Web page and app entries
================================

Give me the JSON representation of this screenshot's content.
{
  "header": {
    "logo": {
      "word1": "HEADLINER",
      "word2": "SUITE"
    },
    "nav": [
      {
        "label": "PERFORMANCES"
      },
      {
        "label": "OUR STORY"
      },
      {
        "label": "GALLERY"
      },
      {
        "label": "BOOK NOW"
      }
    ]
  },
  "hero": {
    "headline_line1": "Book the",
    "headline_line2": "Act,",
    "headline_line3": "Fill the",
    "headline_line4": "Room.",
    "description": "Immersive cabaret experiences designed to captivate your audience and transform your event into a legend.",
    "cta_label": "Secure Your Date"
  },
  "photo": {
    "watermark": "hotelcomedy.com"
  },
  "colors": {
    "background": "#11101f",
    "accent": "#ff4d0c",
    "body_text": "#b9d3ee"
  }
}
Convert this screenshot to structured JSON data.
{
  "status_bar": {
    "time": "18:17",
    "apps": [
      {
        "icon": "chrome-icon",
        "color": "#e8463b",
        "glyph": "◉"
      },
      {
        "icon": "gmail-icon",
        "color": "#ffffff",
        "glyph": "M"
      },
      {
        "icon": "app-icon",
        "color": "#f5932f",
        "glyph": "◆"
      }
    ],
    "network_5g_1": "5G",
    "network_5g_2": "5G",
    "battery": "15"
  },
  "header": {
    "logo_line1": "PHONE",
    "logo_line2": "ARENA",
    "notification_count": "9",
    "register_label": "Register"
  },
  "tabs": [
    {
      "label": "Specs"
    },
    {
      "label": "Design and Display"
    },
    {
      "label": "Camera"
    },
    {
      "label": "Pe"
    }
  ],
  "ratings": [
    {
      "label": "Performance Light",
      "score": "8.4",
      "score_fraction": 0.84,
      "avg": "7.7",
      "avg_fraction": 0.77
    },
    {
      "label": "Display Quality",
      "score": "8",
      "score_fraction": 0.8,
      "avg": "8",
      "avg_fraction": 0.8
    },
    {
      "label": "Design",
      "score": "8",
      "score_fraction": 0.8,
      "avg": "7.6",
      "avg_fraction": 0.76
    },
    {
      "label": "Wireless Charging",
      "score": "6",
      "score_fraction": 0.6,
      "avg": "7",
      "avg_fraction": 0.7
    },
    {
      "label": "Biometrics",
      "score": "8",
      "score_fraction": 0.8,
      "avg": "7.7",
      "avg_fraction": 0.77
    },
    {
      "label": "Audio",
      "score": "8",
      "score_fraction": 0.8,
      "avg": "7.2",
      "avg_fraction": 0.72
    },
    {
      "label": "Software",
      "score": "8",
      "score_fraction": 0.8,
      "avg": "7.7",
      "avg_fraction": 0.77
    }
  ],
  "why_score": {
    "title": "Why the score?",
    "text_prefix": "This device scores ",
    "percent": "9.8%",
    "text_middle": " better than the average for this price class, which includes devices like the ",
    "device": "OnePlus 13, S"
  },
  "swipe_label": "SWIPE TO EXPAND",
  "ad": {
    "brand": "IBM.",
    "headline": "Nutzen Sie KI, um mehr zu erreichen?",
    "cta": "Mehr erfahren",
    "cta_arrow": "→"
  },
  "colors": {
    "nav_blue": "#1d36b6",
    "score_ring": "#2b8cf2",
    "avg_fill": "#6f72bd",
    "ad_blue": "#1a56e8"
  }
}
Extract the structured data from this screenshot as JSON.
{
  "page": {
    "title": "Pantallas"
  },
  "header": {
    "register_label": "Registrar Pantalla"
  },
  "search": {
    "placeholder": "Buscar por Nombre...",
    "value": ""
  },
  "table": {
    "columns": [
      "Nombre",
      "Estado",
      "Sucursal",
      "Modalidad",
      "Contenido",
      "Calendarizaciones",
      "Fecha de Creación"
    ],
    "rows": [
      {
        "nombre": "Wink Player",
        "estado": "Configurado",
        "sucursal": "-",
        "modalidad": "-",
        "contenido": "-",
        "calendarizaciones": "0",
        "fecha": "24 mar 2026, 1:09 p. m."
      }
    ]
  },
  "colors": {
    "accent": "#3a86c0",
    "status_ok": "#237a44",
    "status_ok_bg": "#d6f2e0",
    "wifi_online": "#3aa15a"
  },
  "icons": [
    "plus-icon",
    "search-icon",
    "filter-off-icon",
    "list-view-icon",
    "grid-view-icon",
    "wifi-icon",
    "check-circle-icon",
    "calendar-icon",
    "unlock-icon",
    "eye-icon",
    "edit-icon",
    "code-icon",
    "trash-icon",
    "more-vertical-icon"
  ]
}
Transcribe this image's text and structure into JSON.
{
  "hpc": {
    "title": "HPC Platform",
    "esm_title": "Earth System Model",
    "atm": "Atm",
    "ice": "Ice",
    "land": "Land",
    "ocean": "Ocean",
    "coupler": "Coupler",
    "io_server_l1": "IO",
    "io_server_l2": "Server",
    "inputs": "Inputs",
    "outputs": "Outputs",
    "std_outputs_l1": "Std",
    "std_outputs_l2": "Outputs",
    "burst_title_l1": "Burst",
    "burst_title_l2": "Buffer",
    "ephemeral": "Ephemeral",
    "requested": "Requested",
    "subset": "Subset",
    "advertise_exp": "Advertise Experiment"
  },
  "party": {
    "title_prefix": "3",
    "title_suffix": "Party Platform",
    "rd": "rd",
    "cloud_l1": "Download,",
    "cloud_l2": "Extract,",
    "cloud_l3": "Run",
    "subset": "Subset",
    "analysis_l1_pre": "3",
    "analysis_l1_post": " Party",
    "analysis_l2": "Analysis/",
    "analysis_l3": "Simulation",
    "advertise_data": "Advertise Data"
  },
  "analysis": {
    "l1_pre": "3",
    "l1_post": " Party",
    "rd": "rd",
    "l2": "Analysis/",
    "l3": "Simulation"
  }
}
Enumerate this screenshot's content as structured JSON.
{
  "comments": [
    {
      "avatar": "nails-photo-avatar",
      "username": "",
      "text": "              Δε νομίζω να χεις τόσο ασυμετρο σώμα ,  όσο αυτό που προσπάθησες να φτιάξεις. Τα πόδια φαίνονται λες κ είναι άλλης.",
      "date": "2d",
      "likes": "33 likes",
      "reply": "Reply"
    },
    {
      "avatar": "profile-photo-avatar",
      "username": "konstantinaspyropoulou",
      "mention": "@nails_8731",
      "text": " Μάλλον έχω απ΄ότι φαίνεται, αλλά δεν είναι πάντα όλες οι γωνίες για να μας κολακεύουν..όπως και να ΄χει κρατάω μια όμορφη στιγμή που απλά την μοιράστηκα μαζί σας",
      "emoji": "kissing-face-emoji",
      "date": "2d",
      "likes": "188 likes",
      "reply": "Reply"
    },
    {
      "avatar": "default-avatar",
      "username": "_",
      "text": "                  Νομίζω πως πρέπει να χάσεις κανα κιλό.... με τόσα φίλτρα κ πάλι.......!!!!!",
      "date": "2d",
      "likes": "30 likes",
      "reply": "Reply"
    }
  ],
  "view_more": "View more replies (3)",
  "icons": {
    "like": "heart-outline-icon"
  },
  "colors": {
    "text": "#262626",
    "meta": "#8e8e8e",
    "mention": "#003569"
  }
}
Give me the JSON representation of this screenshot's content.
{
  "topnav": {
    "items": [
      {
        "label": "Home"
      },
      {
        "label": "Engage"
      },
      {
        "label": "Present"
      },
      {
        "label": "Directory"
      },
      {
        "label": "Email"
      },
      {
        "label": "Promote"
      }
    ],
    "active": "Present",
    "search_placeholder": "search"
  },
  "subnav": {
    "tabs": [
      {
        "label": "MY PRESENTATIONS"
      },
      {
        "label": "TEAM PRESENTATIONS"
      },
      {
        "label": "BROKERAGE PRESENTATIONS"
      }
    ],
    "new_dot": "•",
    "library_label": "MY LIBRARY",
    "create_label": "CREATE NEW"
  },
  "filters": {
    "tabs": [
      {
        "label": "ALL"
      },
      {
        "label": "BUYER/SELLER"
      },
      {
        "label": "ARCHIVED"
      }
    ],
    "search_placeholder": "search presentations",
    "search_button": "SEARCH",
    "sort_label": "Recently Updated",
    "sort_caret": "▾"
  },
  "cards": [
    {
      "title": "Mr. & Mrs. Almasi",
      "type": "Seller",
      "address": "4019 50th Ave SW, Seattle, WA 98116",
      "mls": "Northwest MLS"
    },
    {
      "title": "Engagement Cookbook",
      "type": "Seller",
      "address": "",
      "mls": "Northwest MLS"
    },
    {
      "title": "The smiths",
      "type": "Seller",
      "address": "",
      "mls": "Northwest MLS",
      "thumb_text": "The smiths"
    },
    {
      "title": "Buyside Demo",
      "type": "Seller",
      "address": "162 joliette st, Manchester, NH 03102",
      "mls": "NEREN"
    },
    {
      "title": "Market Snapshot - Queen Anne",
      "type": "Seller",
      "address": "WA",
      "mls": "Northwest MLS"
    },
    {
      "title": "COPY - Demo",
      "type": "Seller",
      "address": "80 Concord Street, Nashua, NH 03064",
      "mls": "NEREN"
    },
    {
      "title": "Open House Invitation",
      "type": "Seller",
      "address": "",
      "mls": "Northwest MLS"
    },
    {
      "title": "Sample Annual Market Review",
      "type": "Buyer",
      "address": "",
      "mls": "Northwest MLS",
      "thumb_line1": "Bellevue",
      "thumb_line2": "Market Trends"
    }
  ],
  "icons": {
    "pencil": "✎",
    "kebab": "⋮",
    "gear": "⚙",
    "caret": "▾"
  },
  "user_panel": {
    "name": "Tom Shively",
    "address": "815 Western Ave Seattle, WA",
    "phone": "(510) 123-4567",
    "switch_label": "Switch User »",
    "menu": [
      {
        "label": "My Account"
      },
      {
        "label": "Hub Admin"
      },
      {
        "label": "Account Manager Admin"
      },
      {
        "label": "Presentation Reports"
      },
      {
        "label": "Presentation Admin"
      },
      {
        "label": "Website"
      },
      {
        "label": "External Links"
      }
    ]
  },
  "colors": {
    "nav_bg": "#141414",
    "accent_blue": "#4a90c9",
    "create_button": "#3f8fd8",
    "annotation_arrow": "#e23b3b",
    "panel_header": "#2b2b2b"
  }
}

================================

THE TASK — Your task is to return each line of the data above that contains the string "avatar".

OUTPUT OF THE EXERCISE —
      "avatar": "nails-photo-avatar",
      "avatar": "profile-photo-avatar",
      "avatar": "default-avatar",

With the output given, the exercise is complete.